** LISTED ENTRIES follows **

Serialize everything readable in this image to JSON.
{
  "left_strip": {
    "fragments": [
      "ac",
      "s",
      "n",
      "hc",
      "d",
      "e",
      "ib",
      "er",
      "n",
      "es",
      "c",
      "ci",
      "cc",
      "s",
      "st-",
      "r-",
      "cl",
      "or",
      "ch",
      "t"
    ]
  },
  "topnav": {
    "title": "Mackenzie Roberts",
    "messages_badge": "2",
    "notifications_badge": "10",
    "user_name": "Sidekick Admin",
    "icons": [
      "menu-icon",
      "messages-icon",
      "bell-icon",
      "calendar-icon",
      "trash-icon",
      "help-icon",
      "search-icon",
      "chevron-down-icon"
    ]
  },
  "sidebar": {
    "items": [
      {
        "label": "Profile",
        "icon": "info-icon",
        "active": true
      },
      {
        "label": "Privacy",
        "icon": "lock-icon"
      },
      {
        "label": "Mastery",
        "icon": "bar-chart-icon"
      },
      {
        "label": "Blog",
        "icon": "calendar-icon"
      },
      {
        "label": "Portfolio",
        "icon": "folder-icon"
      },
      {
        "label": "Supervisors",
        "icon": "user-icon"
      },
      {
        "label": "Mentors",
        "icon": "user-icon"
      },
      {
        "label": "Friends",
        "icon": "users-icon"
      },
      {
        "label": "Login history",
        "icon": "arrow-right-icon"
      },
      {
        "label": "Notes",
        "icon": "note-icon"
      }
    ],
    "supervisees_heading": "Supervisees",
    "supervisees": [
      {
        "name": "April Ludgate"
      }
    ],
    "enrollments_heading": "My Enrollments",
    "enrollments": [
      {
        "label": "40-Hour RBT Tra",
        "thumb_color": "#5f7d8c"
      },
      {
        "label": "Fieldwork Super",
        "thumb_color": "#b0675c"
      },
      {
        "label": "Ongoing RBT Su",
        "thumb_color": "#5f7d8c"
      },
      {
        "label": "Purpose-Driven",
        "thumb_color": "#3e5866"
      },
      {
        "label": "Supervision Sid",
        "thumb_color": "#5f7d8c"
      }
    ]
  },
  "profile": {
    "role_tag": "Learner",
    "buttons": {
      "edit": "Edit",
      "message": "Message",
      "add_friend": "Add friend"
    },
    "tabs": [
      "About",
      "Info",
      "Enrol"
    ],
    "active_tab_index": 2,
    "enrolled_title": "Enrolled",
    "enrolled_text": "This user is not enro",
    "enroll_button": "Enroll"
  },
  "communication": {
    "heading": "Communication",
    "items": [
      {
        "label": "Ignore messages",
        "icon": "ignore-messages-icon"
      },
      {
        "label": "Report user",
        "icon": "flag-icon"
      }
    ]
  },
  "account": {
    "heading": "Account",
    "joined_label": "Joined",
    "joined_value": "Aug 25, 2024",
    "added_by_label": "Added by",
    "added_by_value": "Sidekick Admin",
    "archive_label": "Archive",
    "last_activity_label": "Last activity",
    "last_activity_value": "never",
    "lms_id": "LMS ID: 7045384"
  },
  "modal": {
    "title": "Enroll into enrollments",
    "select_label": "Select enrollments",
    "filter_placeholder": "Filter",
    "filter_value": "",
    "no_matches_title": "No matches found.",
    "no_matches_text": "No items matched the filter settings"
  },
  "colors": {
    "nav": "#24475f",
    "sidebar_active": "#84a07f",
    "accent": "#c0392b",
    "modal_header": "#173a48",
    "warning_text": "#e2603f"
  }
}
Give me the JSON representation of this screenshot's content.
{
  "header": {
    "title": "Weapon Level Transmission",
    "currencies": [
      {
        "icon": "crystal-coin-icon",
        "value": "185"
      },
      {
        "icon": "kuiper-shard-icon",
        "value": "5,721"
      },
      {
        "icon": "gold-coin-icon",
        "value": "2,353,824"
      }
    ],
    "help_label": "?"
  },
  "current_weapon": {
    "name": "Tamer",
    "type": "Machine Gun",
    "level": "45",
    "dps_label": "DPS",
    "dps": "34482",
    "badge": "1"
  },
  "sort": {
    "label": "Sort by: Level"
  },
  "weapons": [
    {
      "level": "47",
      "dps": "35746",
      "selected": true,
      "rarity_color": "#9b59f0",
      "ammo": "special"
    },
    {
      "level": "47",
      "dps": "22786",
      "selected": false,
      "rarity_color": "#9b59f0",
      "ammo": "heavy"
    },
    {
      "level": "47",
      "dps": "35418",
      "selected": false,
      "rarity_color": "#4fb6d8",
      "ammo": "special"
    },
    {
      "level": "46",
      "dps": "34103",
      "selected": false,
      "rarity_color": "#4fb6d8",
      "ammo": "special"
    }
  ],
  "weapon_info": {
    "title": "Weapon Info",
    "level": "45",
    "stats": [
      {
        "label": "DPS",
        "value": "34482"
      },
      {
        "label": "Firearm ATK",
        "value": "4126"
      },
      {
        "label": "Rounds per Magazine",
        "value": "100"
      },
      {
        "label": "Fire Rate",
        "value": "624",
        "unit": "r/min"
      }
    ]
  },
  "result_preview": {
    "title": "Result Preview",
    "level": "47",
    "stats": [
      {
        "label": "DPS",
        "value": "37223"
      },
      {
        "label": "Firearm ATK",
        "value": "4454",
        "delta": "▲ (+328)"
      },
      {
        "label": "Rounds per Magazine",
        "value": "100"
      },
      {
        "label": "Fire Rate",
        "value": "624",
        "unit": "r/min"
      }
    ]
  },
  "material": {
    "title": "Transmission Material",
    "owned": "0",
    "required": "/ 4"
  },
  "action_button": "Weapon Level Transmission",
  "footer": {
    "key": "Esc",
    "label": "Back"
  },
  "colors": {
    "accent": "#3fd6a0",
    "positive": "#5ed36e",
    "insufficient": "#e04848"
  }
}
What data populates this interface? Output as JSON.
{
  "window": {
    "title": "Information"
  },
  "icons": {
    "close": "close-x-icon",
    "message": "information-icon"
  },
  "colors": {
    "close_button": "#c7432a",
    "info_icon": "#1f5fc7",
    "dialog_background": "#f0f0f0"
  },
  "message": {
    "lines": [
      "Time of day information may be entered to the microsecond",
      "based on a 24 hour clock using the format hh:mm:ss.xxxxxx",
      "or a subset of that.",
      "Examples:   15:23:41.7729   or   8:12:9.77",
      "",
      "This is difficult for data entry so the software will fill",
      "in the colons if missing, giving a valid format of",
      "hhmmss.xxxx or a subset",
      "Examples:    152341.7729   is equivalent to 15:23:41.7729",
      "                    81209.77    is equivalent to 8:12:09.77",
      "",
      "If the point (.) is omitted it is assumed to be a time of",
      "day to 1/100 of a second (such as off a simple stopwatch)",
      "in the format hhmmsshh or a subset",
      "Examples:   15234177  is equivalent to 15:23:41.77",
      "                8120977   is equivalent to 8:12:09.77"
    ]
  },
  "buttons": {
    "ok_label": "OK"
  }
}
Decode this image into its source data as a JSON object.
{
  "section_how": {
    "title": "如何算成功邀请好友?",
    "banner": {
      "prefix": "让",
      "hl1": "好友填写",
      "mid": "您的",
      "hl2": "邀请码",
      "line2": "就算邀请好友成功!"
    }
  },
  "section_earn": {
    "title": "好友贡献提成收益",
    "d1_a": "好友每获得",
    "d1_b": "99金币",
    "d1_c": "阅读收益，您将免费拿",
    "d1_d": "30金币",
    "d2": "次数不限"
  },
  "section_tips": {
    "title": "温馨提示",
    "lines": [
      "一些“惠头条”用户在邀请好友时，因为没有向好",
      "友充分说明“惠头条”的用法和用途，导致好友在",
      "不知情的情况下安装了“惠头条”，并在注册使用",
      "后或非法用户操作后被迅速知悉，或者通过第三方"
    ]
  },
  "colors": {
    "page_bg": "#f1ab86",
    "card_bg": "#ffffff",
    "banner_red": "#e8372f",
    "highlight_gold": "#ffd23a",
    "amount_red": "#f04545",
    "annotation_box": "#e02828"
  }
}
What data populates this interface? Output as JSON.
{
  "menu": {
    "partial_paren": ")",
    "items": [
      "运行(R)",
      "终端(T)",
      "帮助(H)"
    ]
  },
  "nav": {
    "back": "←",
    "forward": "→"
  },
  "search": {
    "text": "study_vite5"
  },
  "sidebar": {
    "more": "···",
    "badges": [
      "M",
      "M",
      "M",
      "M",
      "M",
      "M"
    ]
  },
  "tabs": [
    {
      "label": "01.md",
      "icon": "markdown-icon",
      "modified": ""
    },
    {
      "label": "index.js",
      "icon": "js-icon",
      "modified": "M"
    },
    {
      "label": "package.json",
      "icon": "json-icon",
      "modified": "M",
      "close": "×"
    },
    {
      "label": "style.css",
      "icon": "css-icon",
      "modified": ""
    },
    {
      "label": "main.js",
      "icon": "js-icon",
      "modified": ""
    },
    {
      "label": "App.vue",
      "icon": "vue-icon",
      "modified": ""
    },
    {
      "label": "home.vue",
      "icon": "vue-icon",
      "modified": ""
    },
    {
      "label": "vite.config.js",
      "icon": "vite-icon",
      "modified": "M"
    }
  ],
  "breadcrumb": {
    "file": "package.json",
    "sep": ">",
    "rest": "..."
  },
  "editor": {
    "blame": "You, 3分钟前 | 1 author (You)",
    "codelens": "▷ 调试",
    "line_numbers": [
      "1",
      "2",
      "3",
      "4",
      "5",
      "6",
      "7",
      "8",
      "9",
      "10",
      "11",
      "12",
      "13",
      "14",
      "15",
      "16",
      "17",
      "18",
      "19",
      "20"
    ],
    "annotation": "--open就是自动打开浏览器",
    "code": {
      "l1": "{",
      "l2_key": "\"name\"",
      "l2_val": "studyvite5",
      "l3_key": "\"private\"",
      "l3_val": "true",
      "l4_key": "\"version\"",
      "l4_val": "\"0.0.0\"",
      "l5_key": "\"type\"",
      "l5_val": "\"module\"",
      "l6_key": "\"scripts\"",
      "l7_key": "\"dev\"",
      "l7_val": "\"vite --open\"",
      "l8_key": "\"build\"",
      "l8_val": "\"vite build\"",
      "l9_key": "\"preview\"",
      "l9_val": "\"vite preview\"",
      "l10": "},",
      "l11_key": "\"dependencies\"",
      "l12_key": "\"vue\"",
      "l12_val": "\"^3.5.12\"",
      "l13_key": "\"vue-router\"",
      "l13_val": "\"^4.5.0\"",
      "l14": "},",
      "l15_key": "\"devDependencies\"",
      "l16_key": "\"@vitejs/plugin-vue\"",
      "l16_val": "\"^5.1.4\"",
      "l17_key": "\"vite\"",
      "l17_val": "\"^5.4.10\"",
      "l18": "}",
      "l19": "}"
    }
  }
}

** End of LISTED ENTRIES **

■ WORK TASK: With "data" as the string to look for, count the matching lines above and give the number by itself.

■ SOLUTION: 4